I had hoped that I would find the time for some movies during the holidays, but the only movie I actually saw was “The Duchess” (that I’d recommend to those who love period dramas). Sometimes I feel like I have more time for my hobbies when I’m working than on my days off.
However, I took my dvds out last weekend and watched “Clear and Present Danger”. Released in 1994, “Clear and Present Danger” is based on a novel by Tom Clancy.
When his mentor, Admiral Greer, is diagnosed with cancer, CIA analyst Jack Ryan (Harrison Ford) is appointed acting CIA Deputy Director of Intelligence. His first assignment: investigate the murder of one of the President’s friends, a prominent U.S. businessman with secret ties to Colombian drug cartels. Unbeknownst to Ryan, the CIA has already dispatched a deadly field operative to lead a paramilitary force against the Colombian drug lords.

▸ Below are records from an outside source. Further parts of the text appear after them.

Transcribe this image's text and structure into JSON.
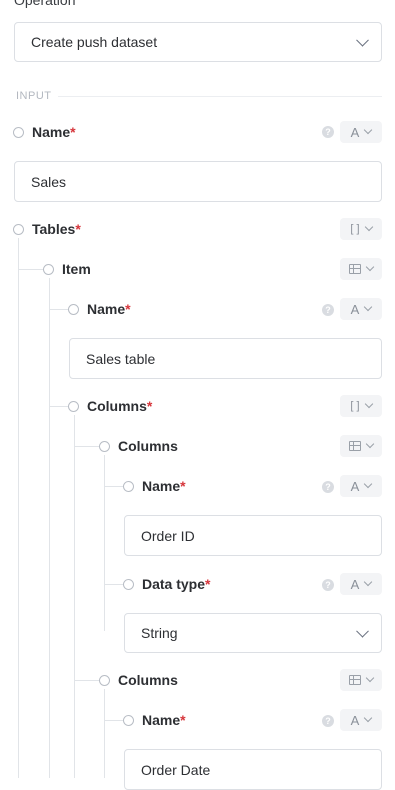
{
  "operation": {
    "label": "Operation",
    "value": "Create push dataset"
  },
  "section_title": "INPUT",
  "fields": {
    "name": {
      "label": "Name",
      "required": "*",
      "type_badge": "A",
      "value": "Sales"
    },
    "tables": {
      "label": "Tables",
      "required": "*",
      "type_badge": "[ ]"
    },
    "item": {
      "label": "Item"
    },
    "table_name": {
      "label": "Name",
      "required": "*",
      "type_badge": "A",
      "value": "Sales table"
    },
    "columns": {
      "label": "Columns",
      "required": "*",
      "type_badge": "[ ]"
    },
    "column_1": {
      "label": "Columns",
      "name": {
        "label": "Name",
        "required": "*",
        "type_badge": "A",
        "value": "Order ID"
      },
      "data_type": {
        "label": "Data type",
        "required": "*",
        "type_badge": "A",
        "value": "String"
      }
    },
    "column_2": {
      "label": "Columns",
      "name": {
        "label": "Name",
        "required": "*",
        "type_badge": "A",
        "value": "Order Date"
      }
    }
  },
  "help_glyph": "?",
  "icons": [
    "chevron-down-icon",
    "help-icon",
    "table-icon",
    "radio-icon"
  ]
}
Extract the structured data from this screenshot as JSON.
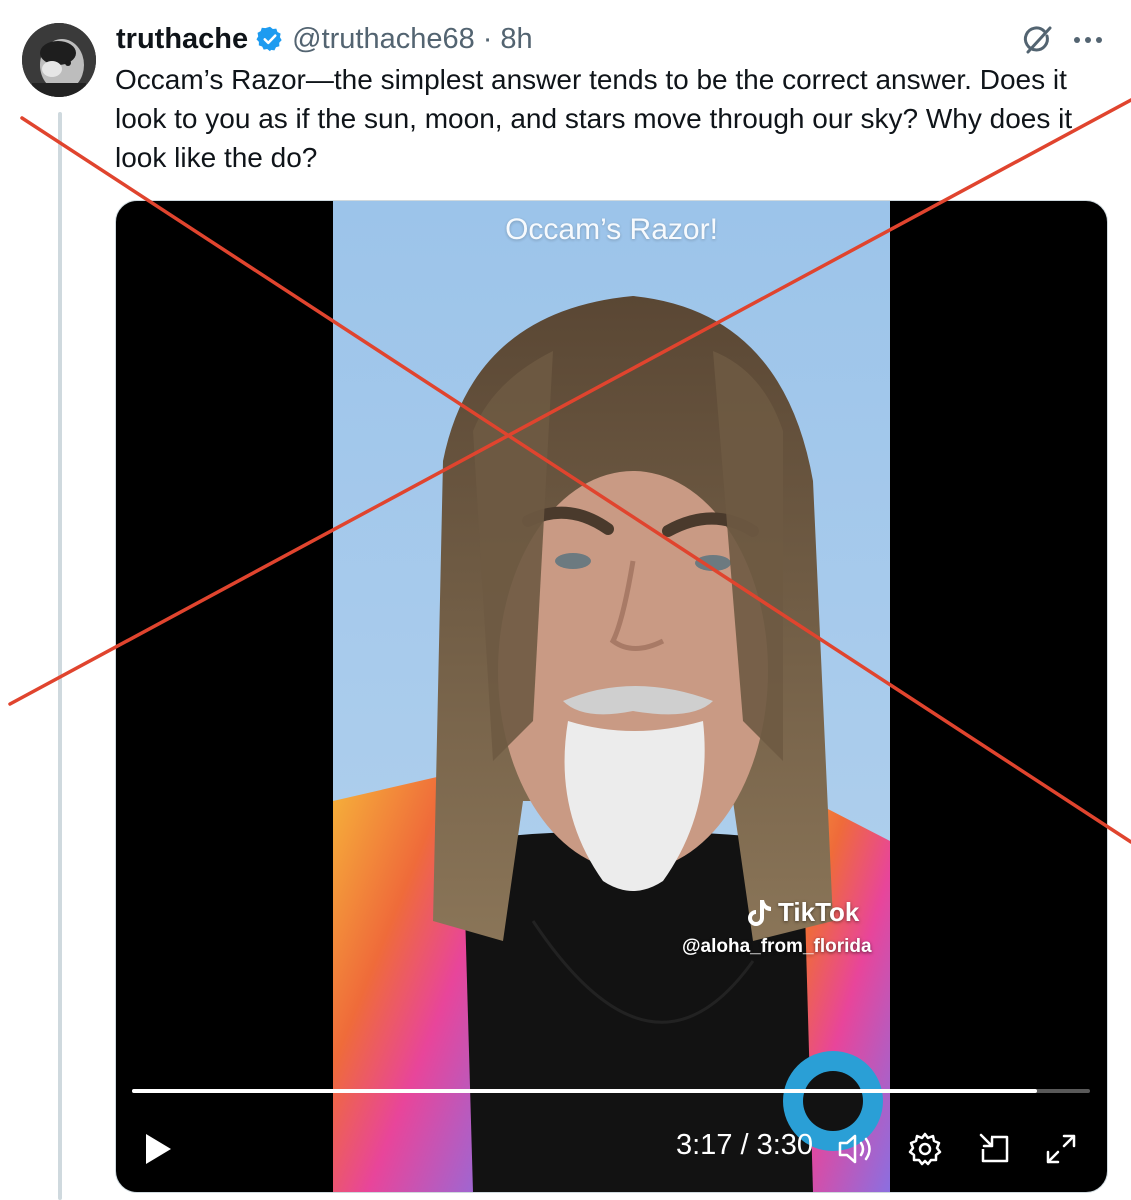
{
  "tweet": {
    "display_name": "truthache",
    "verified": true,
    "handle": "@truthache68",
    "separator": "·",
    "time": "8h",
    "text": "Occam’s Razor—the simplest answer tends to be the correct answer. Does it look to you as if the sun, moon, and stars move through our sky? Why does it look like the do?",
    "grok_icon": "grok-icon",
    "more_icon": "more-icon"
  },
  "video": {
    "overlay_title": "Occam’s Razor!",
    "tiktok_brand": "TikTok",
    "tiktok_user": "@aloha_from_florida",
    "time_display": "3:17 / 3:30",
    "progress": 0.945,
    "icons": [
      "play-icon",
      "volume-icon",
      "settings-icon",
      "pip-icon",
      "fullscreen-icon"
    ]
  },
  "colors": {
    "verified_blue": "#1d9bf0",
    "cross_red": "#e0442e",
    "secondary_text": "#536471"
  }
}
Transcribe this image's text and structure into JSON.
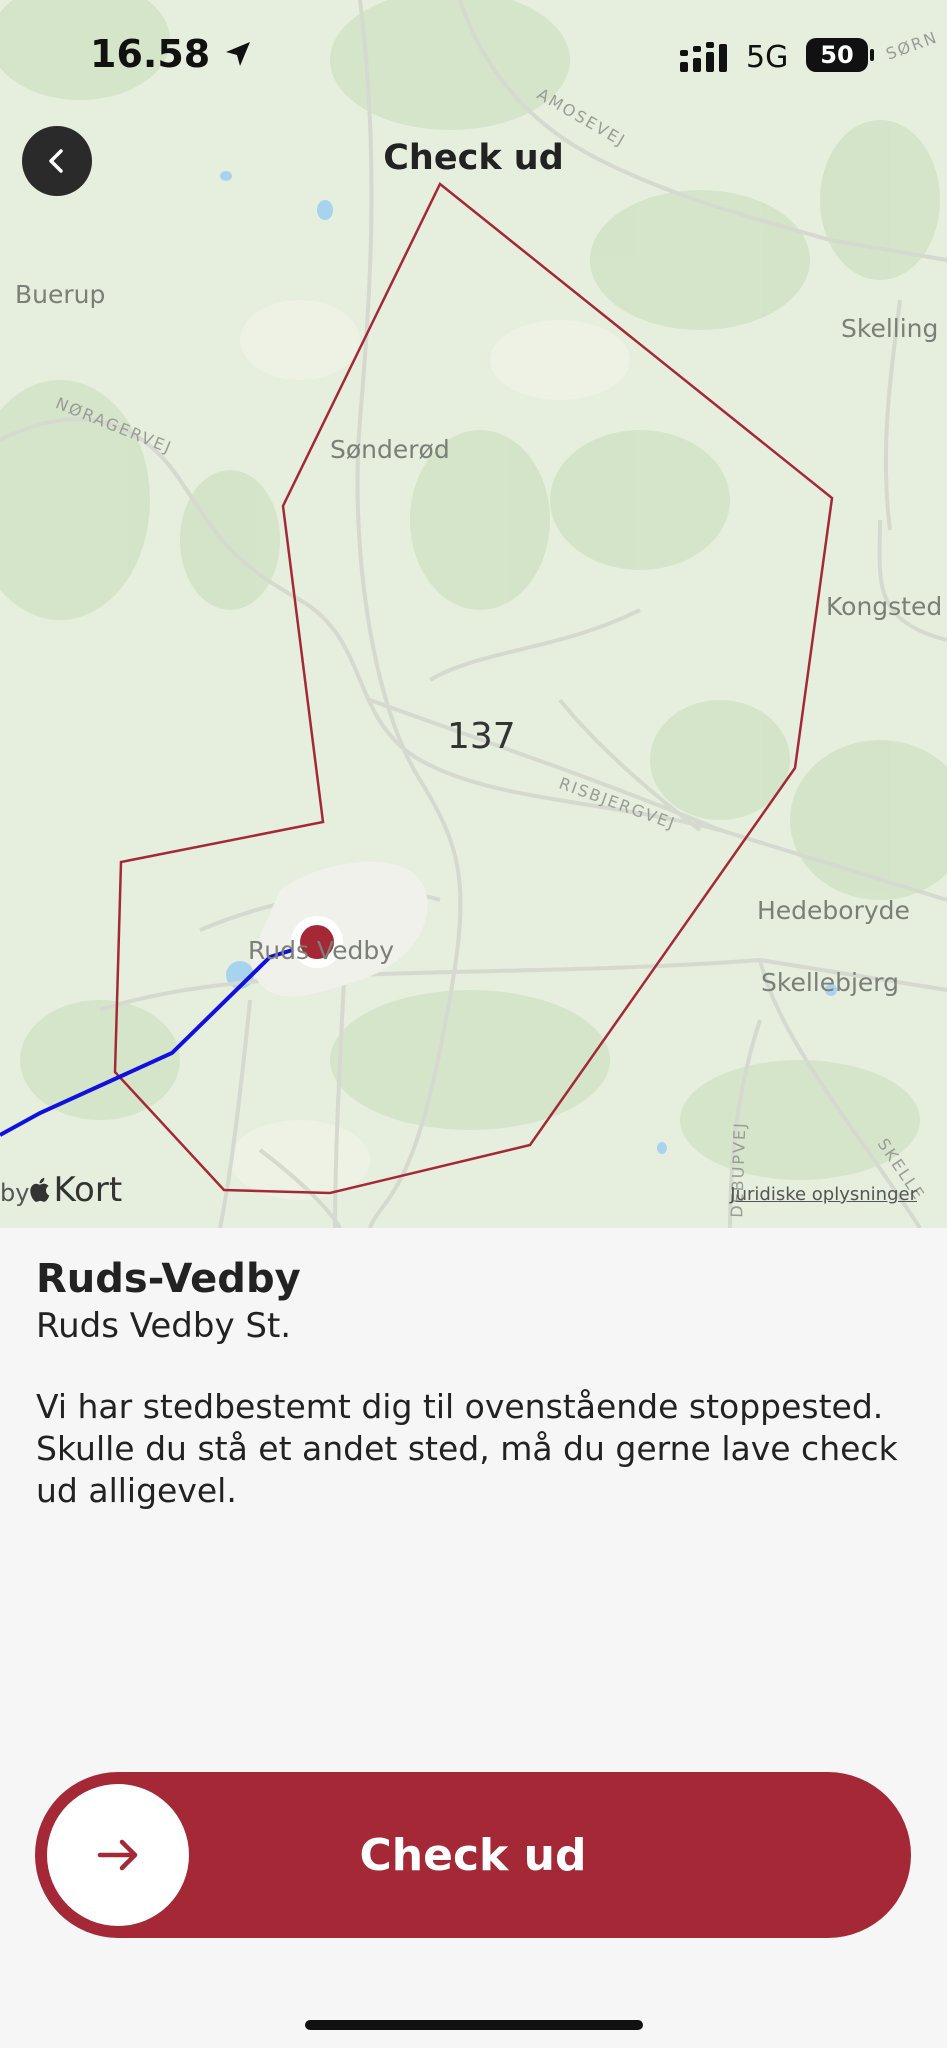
{
  "status_bar": {
    "time": "16.58",
    "network": "5G",
    "battery": "50"
  },
  "header": {
    "title": "Check ud"
  },
  "map": {
    "zone_number": "137",
    "places": [
      "Buerup",
      "Sønderød",
      "Skelling",
      "Kongsted",
      "Hedeboryde",
      "Skellebjerg",
      "Ruds Vedby"
    ],
    "roads": [
      "AMOSEVEJ",
      "NØRAGERVEJ",
      "RISBJERGVEJ",
      "SØRN",
      "DEBUPVEJ",
      "SKELLE"
    ],
    "attribution": "Kort",
    "legal_link": "Juridiske oplysninger",
    "colors": {
      "background": "#e6eedd",
      "zone_outline": "#a52837",
      "route": "#1010e0",
      "stop_marker": "#a52837"
    }
  },
  "stop": {
    "name": "Ruds-Vedby",
    "station": "Ruds Vedby St.",
    "description": "Vi har stedbestemt dig til ovenstående stoppested. Skulle du stå et andet sted, må du gerne lave check ud alligevel."
  },
  "action": {
    "label": "Check ud",
    "icon": "arrow-right-icon",
    "color": "#a52837"
  }
}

Caught in the crossfire, Ryan takes matters into his own hands, risking his career and life for the only cause he still believes in – the truth.
Benjamin plays Captain Ramirez, the the right hand man, lieutenant to James Clark (Willem Dafoe), the field operative dispatched to lead a paramilitary force against the Colombian drug lords.
The plot hinges on one crucial question: how far can a President go to achieve a laudable goal, even if this means crossing moral, legal and international boundaries?
Corruption is an underlying theme in this movie. It is not necessarily big-money corruption, merely the act of cover-up, subterfuge and failure to follow due process. The president wants vengeance against Colombian drug lords so orders covert military operations, against the express wishes of Congress, while bit-players in the CIA and NSC manoeuvre to protect themselves if and when it all goes bad. When it does, they surrender the troops in a fit of deal-making and cover-up, while the key drug lord himself has been double-crossed. Ryan, in the guise of an intelligence expert rather than a fighter, puts all the pieces together and goes to any extent to do what is right: firstly to rescue the troops from Colombia, and then to expose the stench of presidential and bureaucratic corruption.
The stand-out scene is when Ryan returns after saving the troops from Colombia and confronts the President in the Oval Office, bunting away his offers and then his threats. Ford’s acting in this scene conveys frustration, sadness and raw fury, barely restrained by respect for the office, as he squares off against the most powerful man in the world. But in the end he leaves with his dignity intact, which is the underlying moral of the story: that doing the right thing is ultimately dignifying.
Though the approach to the story is of the black/white kind, this movie is still a great action/political thriller and was effective in catching me up.